9. President John F. Kennedy, 35th president of the United States:
“National parks and reserves are an integral aspect of intelligent use of natural resources. It is the course of wisdom to set aside an ample portion of our natural resources as national parks and reserves, thus ensuring that future generations may know the majesty of the earth as we know it today.”
10. Mollie Beattie, Director of the U.S. Fish and Wildlife Service:
“What a country chooses to save is what a country chooses to say about itself.”
11. Harvey Broome, co-founder of The Wilderness Society:
“”Without wilderness, we will eventually lose the capacity to understand America. Our drive, our ruggedness, our unquenchable optimism and zeal and elan go back to the challenges of the untrammeled wilderness.
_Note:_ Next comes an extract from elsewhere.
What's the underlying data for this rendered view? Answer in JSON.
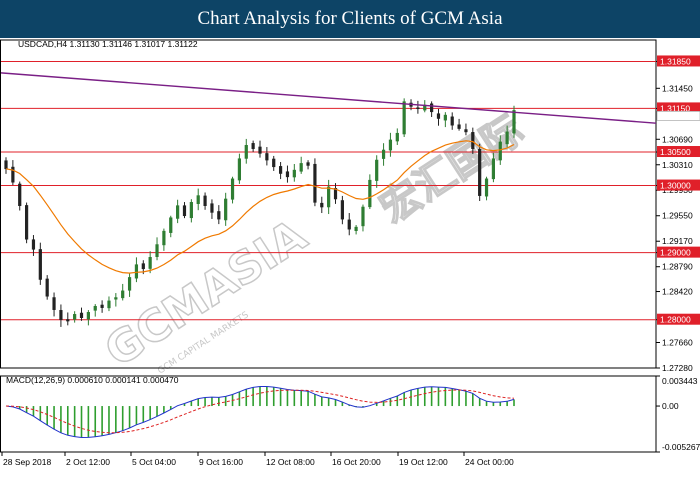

Britain won its wars on the playing fields of Eton. America developed its mettle at the muddy gaps of the Cumberlands, in the swift rapids of its rivers, on the limitless reaches of its western plains, in the silent vastness of primeval forests, and in the blizzard-ridden passes of the Rockies and Coast ranges.
If we lose wilderness, we lose forever the knowledge of what the world was and what it might, with understanding and loving husbandry, yet become. These are islands in time — with nothing to date them on the calendar of mankind. In these areas it is as though a person were looking backward into the ages and forward untold years. Here are bits of eternity, which have a preciousness beyond all accounting.”
12. Henry David Thoreau, writer:
“In wilderness is the preservation of the world.”
Enjoying Your Favorite National Park
If these quotes have you inspired to head out into the wilderness or maybe to start doing your part to preserve our natural resources, it’s time to start planning your next visit to a national park! If Zion National Park is on your bucket list, check out the rest of our blog to learn everything you need to know about planning the perfect trip.